§ Problem to work on:
Among the entries below, how many lines include "subtitle"? Answer with the number only.

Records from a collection
"""
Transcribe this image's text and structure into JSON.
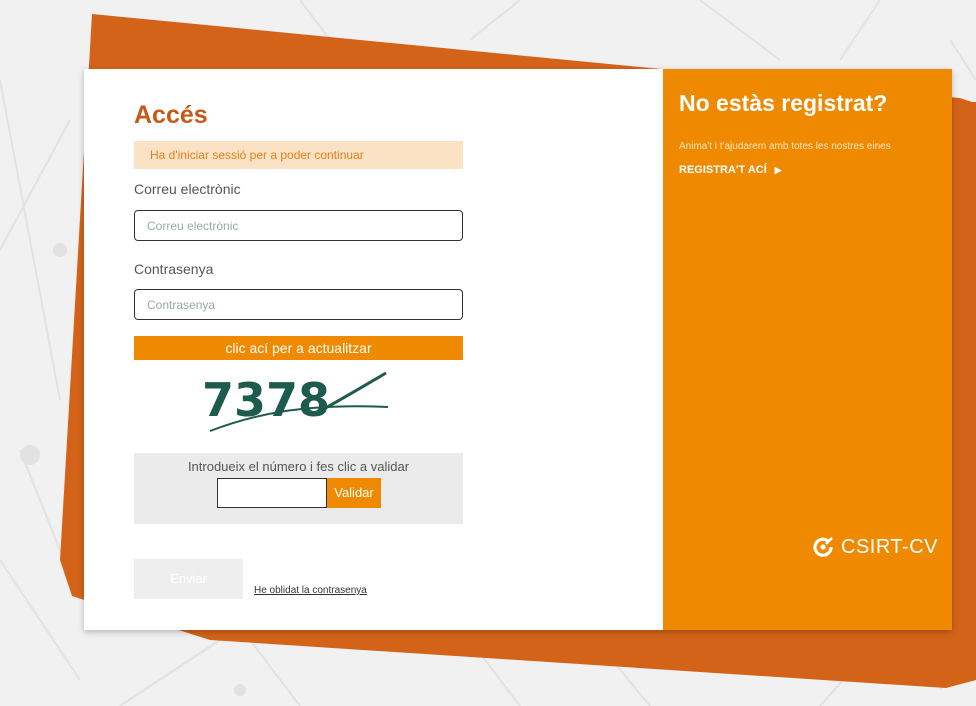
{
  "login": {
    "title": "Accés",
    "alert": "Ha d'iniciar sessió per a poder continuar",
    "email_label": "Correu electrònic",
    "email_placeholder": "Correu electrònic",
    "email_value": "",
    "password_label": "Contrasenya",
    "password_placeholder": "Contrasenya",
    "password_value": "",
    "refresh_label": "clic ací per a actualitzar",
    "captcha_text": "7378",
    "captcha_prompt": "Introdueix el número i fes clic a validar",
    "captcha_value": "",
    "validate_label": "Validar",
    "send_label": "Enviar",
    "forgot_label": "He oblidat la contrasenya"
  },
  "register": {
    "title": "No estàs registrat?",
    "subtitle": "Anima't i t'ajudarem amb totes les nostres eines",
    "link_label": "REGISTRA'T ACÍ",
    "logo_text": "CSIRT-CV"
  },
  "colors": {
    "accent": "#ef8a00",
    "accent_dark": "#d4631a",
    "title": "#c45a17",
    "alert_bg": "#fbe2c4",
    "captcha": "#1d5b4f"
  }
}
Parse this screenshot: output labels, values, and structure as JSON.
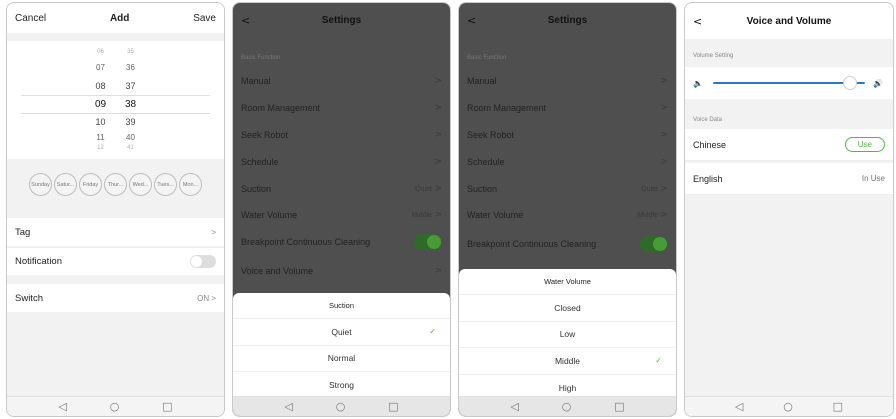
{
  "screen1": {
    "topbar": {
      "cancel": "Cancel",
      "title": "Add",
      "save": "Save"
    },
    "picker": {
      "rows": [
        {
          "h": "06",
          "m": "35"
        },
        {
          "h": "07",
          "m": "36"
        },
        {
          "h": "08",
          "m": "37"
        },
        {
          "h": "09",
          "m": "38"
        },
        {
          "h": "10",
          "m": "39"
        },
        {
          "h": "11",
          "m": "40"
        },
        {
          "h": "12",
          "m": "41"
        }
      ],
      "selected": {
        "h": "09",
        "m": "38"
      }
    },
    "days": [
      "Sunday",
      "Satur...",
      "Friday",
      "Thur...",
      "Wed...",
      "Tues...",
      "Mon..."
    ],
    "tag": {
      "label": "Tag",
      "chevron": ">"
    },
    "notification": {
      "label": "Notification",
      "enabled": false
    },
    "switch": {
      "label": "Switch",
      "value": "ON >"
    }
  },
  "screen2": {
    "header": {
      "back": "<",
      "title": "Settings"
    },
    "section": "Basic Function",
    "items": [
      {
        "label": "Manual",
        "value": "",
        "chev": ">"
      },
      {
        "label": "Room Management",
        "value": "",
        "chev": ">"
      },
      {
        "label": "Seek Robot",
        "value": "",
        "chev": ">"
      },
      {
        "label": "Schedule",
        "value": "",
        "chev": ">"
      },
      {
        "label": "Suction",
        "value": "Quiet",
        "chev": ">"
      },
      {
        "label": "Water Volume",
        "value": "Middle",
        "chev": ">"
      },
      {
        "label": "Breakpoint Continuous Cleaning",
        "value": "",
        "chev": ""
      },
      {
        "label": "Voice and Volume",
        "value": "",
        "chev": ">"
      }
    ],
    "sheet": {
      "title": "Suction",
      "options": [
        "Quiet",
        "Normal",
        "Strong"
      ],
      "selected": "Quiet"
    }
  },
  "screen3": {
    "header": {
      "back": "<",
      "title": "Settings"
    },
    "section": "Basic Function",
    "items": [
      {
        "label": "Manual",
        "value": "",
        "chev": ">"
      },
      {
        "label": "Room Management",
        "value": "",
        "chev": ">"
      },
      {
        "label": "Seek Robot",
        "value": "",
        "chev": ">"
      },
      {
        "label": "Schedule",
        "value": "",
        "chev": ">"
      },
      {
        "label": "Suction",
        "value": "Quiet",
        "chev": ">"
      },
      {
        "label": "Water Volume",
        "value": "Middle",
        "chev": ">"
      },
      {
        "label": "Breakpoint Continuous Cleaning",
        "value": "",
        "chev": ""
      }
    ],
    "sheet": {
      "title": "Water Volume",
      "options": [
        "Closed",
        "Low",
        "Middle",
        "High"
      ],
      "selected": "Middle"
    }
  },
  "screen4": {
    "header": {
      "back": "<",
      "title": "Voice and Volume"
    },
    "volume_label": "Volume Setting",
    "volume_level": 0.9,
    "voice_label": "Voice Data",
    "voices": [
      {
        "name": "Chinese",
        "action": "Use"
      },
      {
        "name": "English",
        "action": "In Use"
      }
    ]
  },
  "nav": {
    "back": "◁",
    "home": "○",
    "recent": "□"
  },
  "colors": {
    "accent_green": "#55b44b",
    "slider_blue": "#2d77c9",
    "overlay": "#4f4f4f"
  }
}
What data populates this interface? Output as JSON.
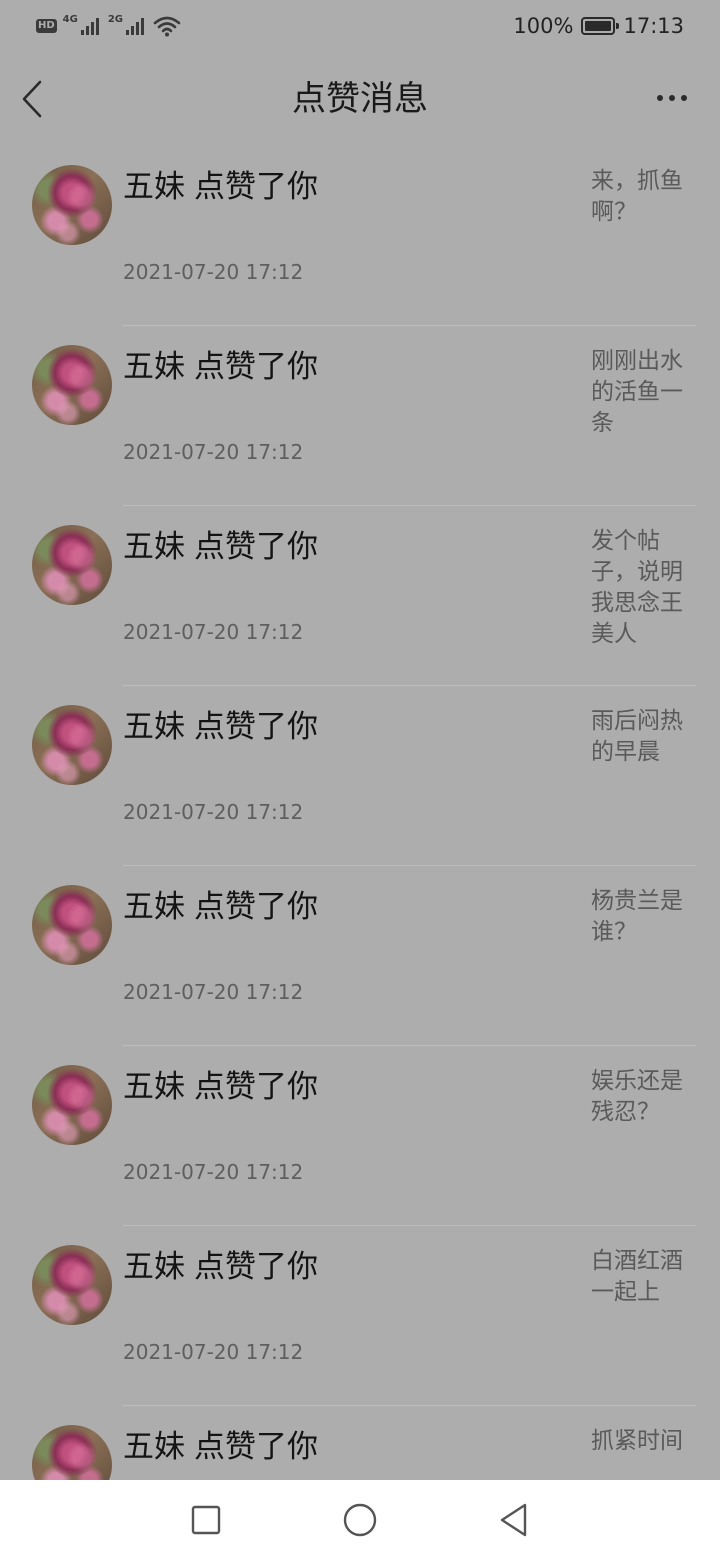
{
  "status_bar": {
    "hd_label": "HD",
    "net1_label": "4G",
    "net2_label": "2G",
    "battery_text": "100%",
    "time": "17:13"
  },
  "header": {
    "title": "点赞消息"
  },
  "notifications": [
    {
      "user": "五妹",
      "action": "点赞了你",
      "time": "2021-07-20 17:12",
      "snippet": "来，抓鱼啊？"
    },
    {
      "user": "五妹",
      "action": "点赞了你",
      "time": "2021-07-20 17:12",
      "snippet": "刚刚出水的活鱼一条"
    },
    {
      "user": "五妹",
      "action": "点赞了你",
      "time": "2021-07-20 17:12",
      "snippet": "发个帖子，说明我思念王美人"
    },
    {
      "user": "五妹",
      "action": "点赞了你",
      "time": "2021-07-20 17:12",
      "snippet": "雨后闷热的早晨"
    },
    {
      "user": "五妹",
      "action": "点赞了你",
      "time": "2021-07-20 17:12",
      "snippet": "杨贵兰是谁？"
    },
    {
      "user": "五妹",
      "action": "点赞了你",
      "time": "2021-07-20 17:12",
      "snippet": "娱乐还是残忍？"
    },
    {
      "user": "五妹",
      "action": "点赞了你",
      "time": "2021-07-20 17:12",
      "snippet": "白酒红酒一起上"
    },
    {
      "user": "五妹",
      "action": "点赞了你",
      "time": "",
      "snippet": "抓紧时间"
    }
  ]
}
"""
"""
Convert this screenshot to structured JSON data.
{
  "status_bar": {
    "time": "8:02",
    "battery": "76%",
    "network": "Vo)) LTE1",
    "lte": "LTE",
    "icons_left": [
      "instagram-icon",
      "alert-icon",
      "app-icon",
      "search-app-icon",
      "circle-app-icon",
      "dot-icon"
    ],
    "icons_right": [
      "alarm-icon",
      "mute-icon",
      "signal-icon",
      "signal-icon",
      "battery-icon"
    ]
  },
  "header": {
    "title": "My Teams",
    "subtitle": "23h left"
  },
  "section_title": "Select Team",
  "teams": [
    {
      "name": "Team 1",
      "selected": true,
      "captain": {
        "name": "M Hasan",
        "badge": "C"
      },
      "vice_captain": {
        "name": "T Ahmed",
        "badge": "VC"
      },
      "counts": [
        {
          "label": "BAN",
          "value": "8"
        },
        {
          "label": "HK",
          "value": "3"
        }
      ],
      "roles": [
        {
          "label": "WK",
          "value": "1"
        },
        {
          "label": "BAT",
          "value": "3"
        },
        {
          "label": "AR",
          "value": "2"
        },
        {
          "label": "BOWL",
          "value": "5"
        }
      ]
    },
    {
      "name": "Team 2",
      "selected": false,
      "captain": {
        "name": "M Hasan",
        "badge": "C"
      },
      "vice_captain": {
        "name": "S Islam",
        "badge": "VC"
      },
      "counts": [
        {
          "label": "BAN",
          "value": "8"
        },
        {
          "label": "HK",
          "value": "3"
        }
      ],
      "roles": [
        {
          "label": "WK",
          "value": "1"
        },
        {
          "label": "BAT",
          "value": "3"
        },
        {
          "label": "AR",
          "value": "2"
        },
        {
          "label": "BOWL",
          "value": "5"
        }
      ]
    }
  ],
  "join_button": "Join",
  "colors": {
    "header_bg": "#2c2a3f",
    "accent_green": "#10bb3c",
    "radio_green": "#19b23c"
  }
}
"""
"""
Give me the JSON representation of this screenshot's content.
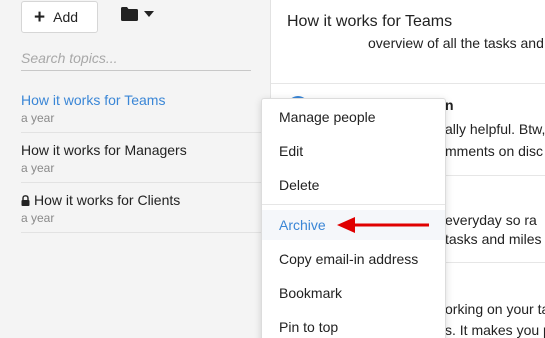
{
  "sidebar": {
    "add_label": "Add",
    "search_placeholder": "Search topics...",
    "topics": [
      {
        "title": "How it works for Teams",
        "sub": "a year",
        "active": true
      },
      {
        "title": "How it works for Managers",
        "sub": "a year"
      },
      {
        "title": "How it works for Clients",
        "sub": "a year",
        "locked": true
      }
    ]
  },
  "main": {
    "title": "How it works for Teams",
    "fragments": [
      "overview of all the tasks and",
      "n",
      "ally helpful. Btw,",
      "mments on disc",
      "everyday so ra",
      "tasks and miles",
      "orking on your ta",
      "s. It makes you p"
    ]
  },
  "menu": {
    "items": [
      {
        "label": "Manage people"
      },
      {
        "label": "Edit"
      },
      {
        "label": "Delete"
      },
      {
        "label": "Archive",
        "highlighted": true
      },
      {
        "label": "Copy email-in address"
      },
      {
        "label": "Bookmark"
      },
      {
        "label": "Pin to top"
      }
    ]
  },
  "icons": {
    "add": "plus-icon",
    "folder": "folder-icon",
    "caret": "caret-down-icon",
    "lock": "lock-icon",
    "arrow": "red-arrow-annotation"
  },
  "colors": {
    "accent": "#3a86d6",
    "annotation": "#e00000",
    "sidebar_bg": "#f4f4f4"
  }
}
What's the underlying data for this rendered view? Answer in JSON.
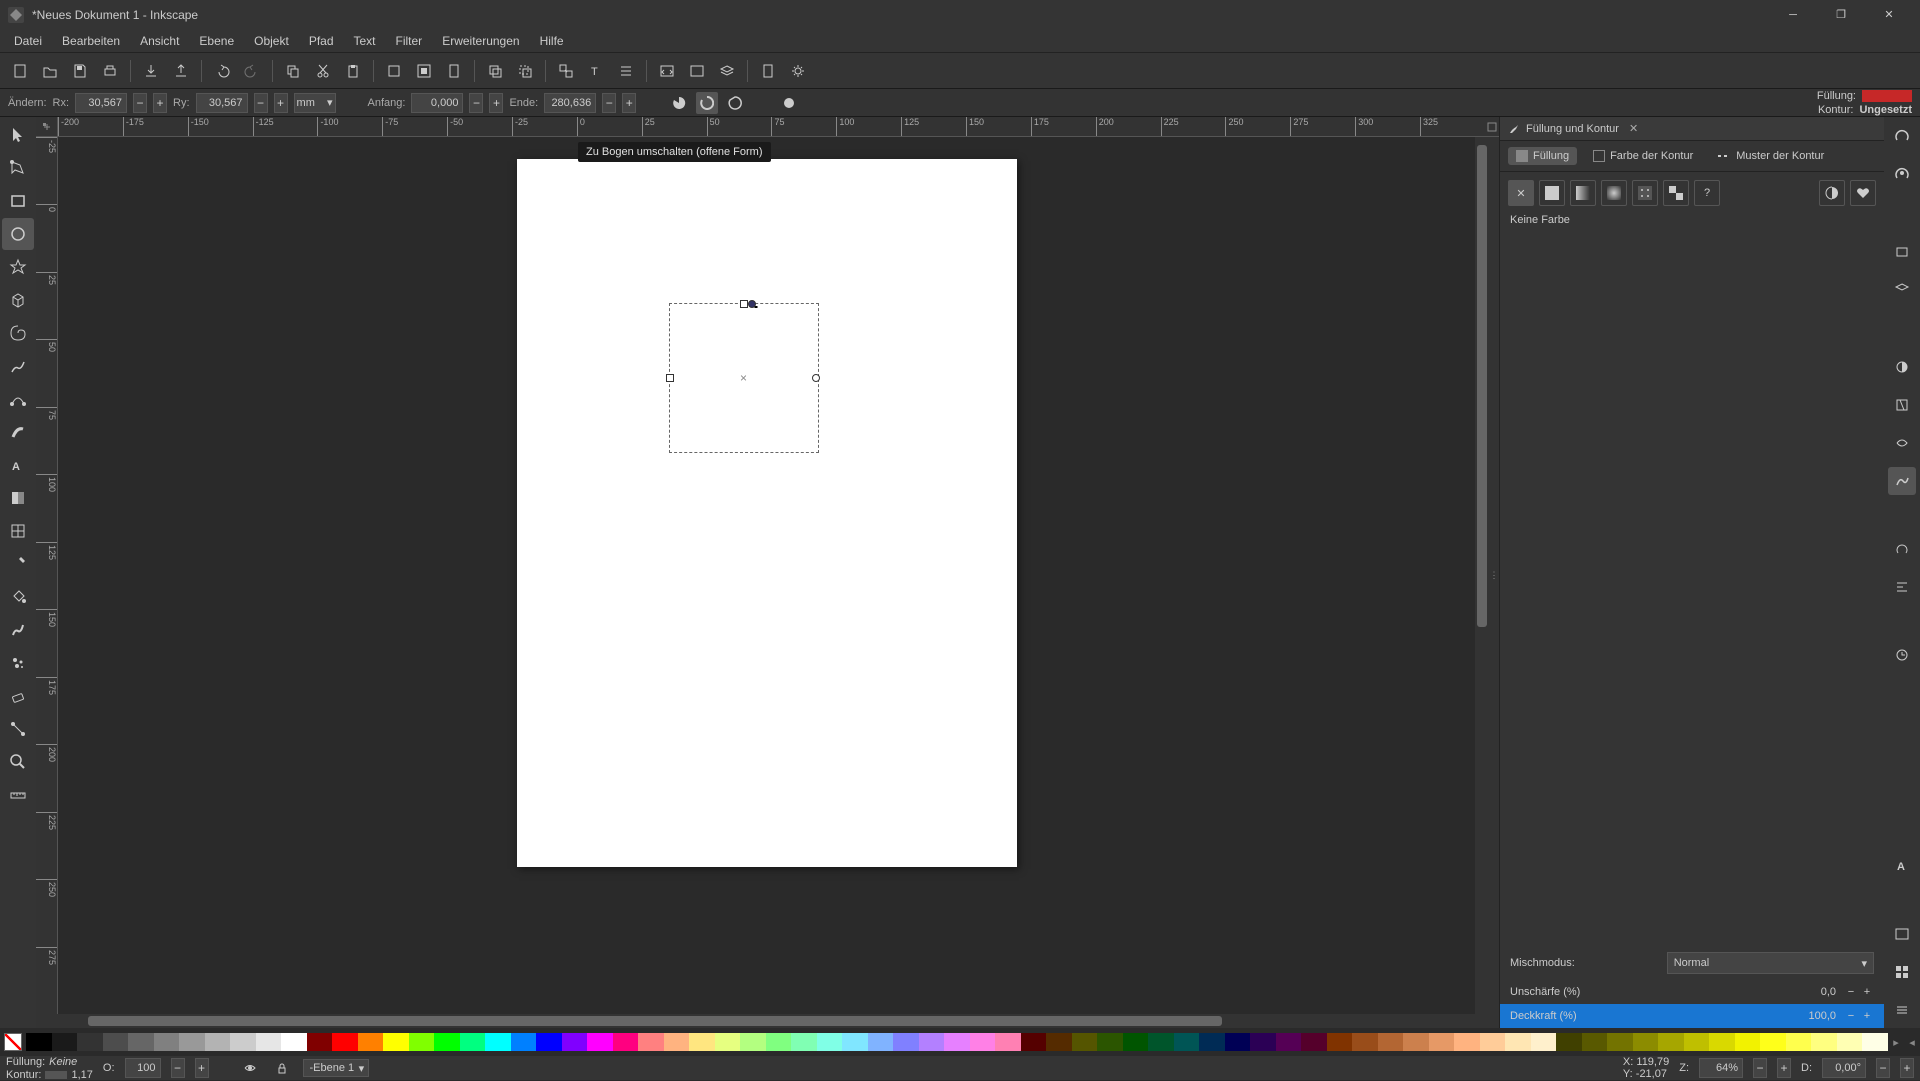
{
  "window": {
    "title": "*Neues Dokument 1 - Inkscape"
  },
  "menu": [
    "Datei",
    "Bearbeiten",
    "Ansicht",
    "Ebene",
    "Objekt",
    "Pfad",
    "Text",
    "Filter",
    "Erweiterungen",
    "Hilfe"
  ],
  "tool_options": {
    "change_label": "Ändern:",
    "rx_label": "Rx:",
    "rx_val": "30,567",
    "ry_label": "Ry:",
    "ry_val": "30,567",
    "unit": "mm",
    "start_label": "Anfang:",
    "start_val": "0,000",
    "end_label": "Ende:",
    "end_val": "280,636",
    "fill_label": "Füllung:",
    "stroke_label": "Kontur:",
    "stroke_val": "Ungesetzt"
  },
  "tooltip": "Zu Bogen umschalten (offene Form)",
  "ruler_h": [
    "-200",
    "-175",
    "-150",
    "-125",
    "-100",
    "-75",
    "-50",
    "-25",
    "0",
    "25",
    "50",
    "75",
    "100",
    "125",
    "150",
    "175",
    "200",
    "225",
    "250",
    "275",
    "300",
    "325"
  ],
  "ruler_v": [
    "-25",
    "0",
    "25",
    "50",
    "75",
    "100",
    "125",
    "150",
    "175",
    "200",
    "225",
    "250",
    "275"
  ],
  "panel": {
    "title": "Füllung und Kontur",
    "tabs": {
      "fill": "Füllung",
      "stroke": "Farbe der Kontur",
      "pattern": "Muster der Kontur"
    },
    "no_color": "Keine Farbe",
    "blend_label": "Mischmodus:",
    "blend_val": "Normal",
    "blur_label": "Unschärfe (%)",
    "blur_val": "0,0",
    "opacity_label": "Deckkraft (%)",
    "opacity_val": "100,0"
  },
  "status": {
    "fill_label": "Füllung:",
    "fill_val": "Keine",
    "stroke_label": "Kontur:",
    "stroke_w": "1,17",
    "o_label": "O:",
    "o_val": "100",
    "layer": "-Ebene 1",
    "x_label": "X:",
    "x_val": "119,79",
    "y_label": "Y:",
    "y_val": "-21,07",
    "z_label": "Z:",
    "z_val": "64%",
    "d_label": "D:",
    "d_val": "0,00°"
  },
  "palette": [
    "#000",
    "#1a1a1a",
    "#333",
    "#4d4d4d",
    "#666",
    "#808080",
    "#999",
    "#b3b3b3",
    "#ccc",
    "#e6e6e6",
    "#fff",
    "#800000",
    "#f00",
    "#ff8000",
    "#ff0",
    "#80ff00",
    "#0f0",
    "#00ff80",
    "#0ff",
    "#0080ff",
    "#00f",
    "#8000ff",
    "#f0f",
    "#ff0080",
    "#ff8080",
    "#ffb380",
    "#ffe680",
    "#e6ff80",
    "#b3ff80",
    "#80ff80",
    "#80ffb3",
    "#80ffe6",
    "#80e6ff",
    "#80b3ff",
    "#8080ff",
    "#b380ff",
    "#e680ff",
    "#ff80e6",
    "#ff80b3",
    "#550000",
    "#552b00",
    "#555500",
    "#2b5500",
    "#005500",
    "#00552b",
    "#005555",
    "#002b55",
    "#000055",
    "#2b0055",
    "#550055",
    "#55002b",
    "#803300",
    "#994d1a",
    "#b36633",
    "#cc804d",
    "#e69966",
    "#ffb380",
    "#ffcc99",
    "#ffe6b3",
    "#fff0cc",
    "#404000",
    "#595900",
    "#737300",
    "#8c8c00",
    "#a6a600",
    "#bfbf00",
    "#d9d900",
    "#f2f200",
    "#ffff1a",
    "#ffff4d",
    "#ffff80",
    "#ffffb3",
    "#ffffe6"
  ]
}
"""
§ Exercise output:
2